My generation and younger roll our eyes when older generations tell us to “grow up.” In fact, we really have grown up just fine, but to this point we’ve simply wanted different things than the traditional white picket fence lifestyle. Until now. Even the most hearty urban advocates are no match for the wonderful power of marriage and family. These are lasting human values that will likely always come first, and as more and more people tell me “we would love to stay in the city, but we just want more space and better schools,” the failure rests solely on cities for not giving new families the option to do both.
If you build it, they will come… but if you don’t build what they need long term, they will go just as quickly when their lives and needs inevitably change. In the end, developer money is driving our downtowns, and there’s just not a lot of money in the hope that someday our cities might be family friendly once again.
BETTER ECONOMY = LONG TERM PLANS
The New York Times article somehow fails to mention the likely dagger in the heart of urban growth. The biggest contributor to current suburban growth is likely that unemployment is low and the economy is in much better shape than it was 8-10 years ago. The practical reasons for young people beginning their careers to live closer to urban areas (tech/startup job opportunities, utilizing public transit, etc.) in an effort to save money are not as relevant as they were a decade ago. Gas prices have been amazingly low for a very long time. This, paired with rising vehicular fuel efficiency makes it more practical and affordable for suburbia than before. Furthermore, people are more likely to make long-term life decisions (having a family, buying a house) when they are financially stable.

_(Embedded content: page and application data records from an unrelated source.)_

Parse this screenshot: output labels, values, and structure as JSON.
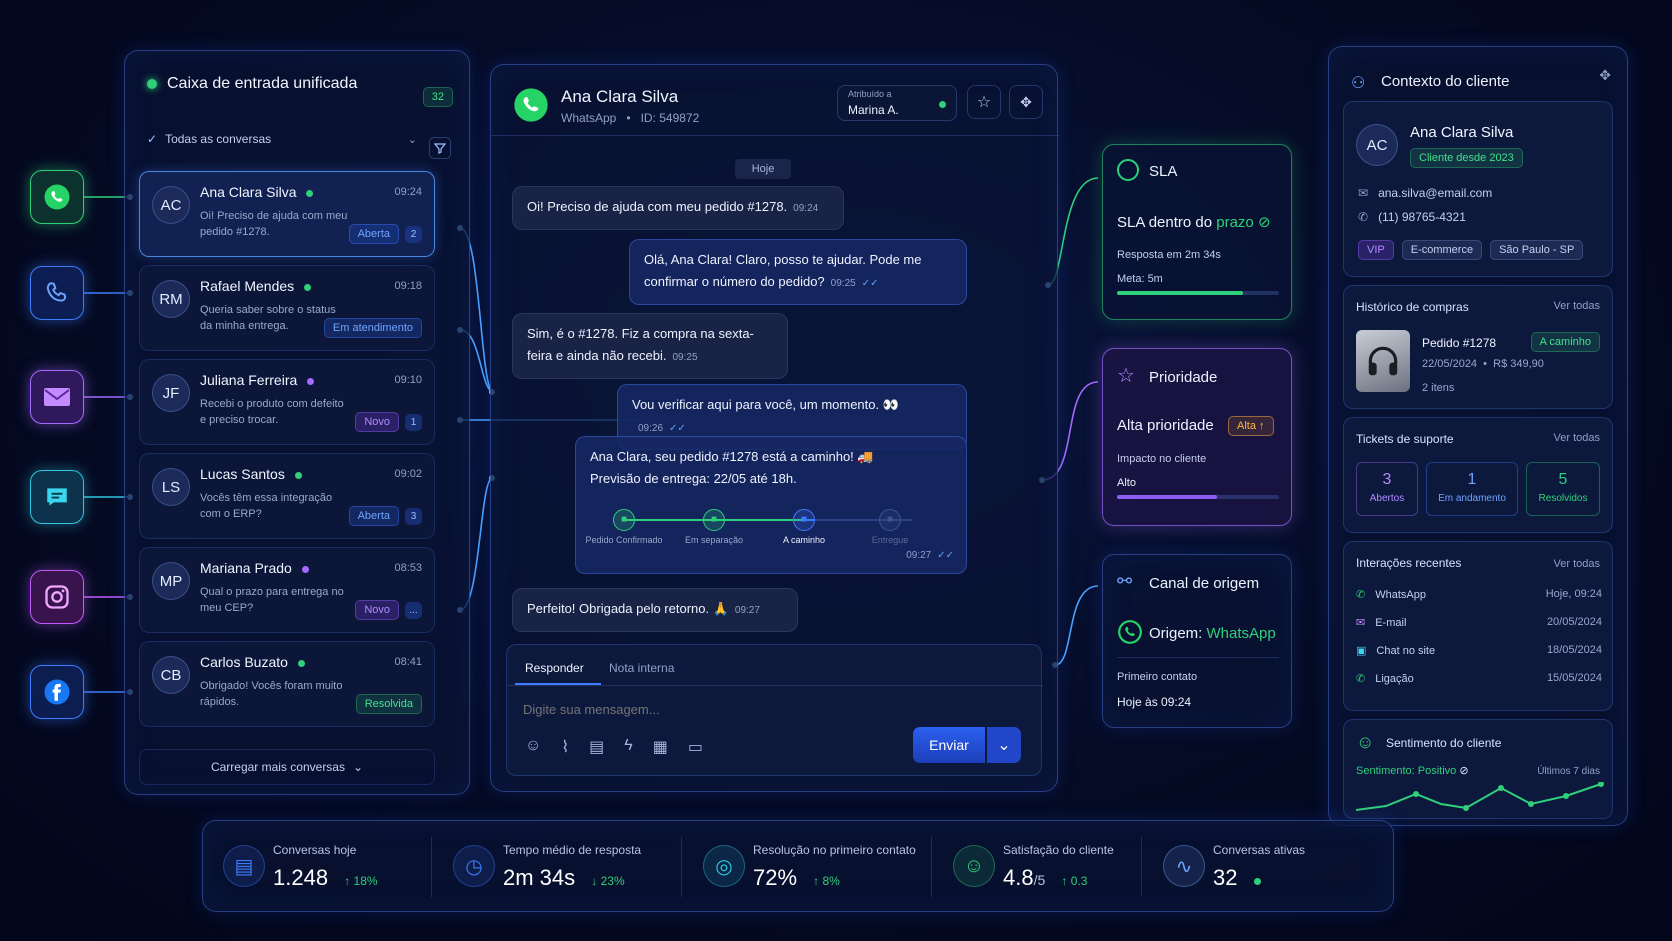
{
  "inbox": {
    "title": "Caixa de entrada unificada",
    "count": "32",
    "filter": "Todas as conversas",
    "load_more": "Carregar mais conversas",
    "conversations": [
      {
        "initials": "AC",
        "name": "Ana Clara Silva",
        "time": "09:24",
        "preview": "Oi! Preciso de ajuda com meu pedido #1278.",
        "status": "Aberta",
        "unread": "2"
      },
      {
        "initials": "RM",
        "name": "Rafael Mendes",
        "time": "09:18",
        "preview": "Queria saber sobre o status da minha entrega.",
        "status": "Em atendimento",
        "unread": ""
      },
      {
        "initials": "JF",
        "name": "Juliana Ferreira",
        "time": "09:10",
        "preview": "Recebi o produto com defeito e preciso trocar.",
        "status": "Novo",
        "unread": "1"
      },
      {
        "initials": "LS",
        "name": "Lucas Santos",
        "time": "09:02",
        "preview": "Vocês têm essa integração com o ERP?",
        "status": "Aberta",
        "unread": "3"
      },
      {
        "initials": "MP",
        "name": "Mariana Prado",
        "time": "08:53",
        "preview": "Qual o prazo para entrega no meu CEP?",
        "status": "Novo",
        "unread": "..."
      },
      {
        "initials": "CB",
        "name": "Carlos Buzato",
        "time": "08:41",
        "preview": "Obrigado! Vocês foram muito rápidos.",
        "status": "Resolvida",
        "unread": ""
      }
    ]
  },
  "chat": {
    "name": "Ana Clara Silva",
    "channel": "WhatsApp",
    "id": "ID: 549872",
    "assigned_label": "Atribuído a",
    "assigned_to": "Marina A.",
    "day": "Hoje",
    "messages": [
      {
        "dir": "in",
        "text": "Oi! Preciso de ajuda com meu pedido #1278.",
        "time": "09:24"
      },
      {
        "dir": "out",
        "text": "Olá, Ana Clara! Claro, posso te ajudar. Pode me confirmar o número do pedido?",
        "time": "09:25"
      },
      {
        "dir": "in",
        "text": "Sim, é o #1278. Fiz a compra na sexta-feira e ainda não recebi.",
        "time": "09:25"
      },
      {
        "dir": "out",
        "text": "Vou verificar aqui para você, um momento. 👀",
        "time": "09:26"
      },
      {
        "dir": "out",
        "text": "Ana Clara, seu pedido #1278 está a caminho! 🚚 Previsão de entrega: 22/05 até 18h.",
        "time": "09:27"
      },
      {
        "dir": "in",
        "text": "Perfeito! Obrigada pelo retorno. 🙏",
        "time": "09:27"
      }
    ],
    "tracking": [
      "Pedido Confirmado",
      "Em separação",
      "A caminho",
      "Entregue"
    ],
    "tab_reply": "Responder",
    "tab_note": "Nota interna",
    "placeholder": "Digite sua mensagem...",
    "send": "Enviar"
  },
  "sla": {
    "title": "SLA",
    "headline_a": "SLA dentro do ",
    "headline_b": "prazo",
    "response": "Resposta em 2m 34s",
    "meta": "Meta: 5m",
    "progress": 0.78
  },
  "priority": {
    "title": "Prioridade",
    "headline": "Alta prioridade",
    "badge": "Alta",
    "impact_label": "Impacto no cliente",
    "impact": "Alto",
    "progress": 0.62
  },
  "origin": {
    "title": "Canal de origem",
    "label": "Origem: ",
    "channel": "WhatsApp",
    "first_label": "Primeiro contato",
    "first": "Hoje às 09:24"
  },
  "customer": {
    "title": "Contexto do cliente",
    "initials": "AC",
    "name": "Ana Clara Silva",
    "since": "Cliente desde 2023",
    "email": "ana.silva@email.com",
    "phone": "(11) 98765-4321",
    "tags": [
      "VIP",
      "E-commerce",
      "São Paulo - SP"
    ],
    "purchases_title": "Histórico de compras",
    "see_all": "Ver todas",
    "order": "Pedido #1278",
    "order_status": "A caminho",
    "order_date": "22/05/2024",
    "order_value": "R$ 349,90",
    "order_items": "2 itens",
    "tickets_title": "Tickets de suporte",
    "tickets": [
      {
        "n": "3",
        "l": "Abertos"
      },
      {
        "n": "1",
        "l": "Em andamento"
      },
      {
        "n": "5",
        "l": "Resolvidos"
      }
    ],
    "interactions_title": "Interações recentes",
    "interactions": [
      {
        "ch": "WhatsApp",
        "d": "Hoje, 09:24"
      },
      {
        "ch": "E-mail",
        "d": "20/05/2024"
      },
      {
        "ch": "Chat no site",
        "d": "18/05/2024"
      },
      {
        "ch": "Ligação",
        "d": "15/05/2024"
      }
    ],
    "sentiment_title": "Sentimento do cliente",
    "sentiment_label": "Sentimento: ",
    "sentiment": "Positivo",
    "sentiment_period": "Últimos 7 dias"
  },
  "stats": [
    {
      "label": "Conversas hoje",
      "value": "1.248",
      "delta": "↑ 18%"
    },
    {
      "label": "Tempo médio de resposta",
      "value": "2m 34s",
      "delta": "↓ 23%"
    },
    {
      "label": "Resolução no primeiro contato",
      "value": "72%",
      "delta": "↑ 8%"
    },
    {
      "label": "Satisfação do cliente",
      "value": "4.8",
      "suffix": "/5",
      "delta": "↑ 0.3"
    },
    {
      "label": "Conversas ativas",
      "value": "32",
      "delta": ""
    }
  ],
  "colors": {
    "accent": "#3d7bff",
    "green": "#2fd07a",
    "purple": "#8b5cf6",
    "whatsapp": "#25d366"
  }
}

A generation of young professionals who entered the workforce with tremendous debt and a sagging economy is beginning to pay off those loans while simultaneously benefiting from a generally stronger economic environment. Millennials are rising from the choppy water and are looking to more typical future goals such as raising a family and buying a house, decisions they were not financially able to make a decade ago.
A QUESTION OF PRIORITY

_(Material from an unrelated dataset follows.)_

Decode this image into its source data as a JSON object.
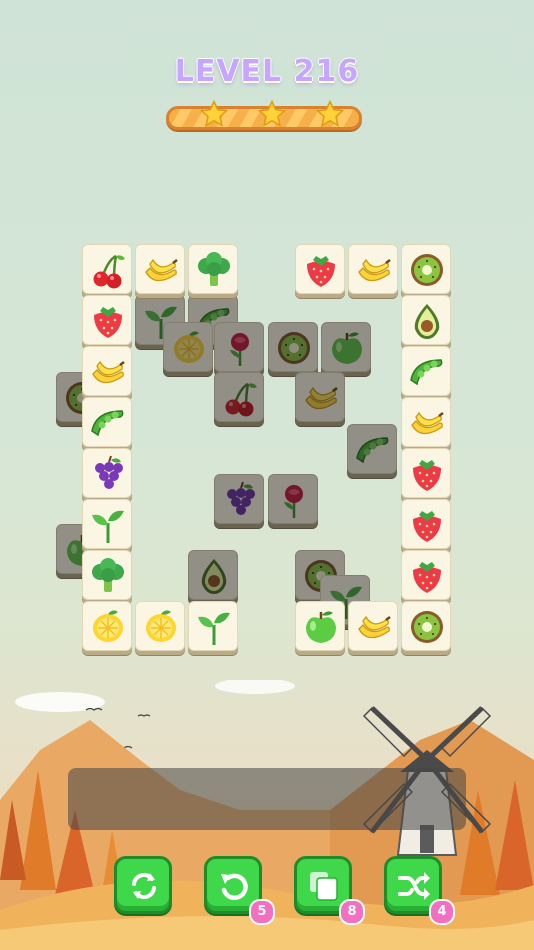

Many more young people are choosing city living than in the past. The rules and ideas of marriage, family structure, lifestyle and values are shifting, though we’re not always sure where. The sudden trend back toward suburban growth likely has little to do with any other component than the fact that, for young people, it’s once again financially possible. While many have made the conscious decision to embrace city living, it appears another segment of new city residents a decade ago made the choice, quite simply, by default, or at least temporarily. That segment is now approaching middle age, making more money and starting families. For these residents, cities across this country are, in effect, saying “nice knowing ya” instead of adapting to the transitioning needs of their populations.
It sounds so simple. If we are to maintain our urban populations, we must… wait for it… cater to our urban populations and their changing needs. We cannot continue to expect the next wave of young, unmarried, temporary residents and suburban populations looking for a “fun night out” to fuel our future. The urban revival is far from dead, but it will be if cities and developers don’t swiftly and fiercely begin to address the biggest issue our urban centers continue to face. The revolving door, the sad stereotype and the never-ending fad that is city living will continue to be just that if we don’t begin to build around livability and the changing needs of our residents.

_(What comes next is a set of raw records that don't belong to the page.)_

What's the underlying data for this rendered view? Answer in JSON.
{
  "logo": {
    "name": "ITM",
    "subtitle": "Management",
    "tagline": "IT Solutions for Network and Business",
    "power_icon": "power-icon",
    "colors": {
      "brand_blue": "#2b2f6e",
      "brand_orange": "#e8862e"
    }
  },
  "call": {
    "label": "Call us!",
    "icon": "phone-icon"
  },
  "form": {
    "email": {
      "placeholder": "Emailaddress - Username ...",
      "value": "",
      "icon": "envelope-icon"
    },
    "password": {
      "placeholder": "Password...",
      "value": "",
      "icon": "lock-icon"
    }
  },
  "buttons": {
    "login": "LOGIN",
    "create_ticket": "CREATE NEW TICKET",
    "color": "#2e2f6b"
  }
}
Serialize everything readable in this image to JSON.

For more on this subject by Arian Horbovetz, check out these articles: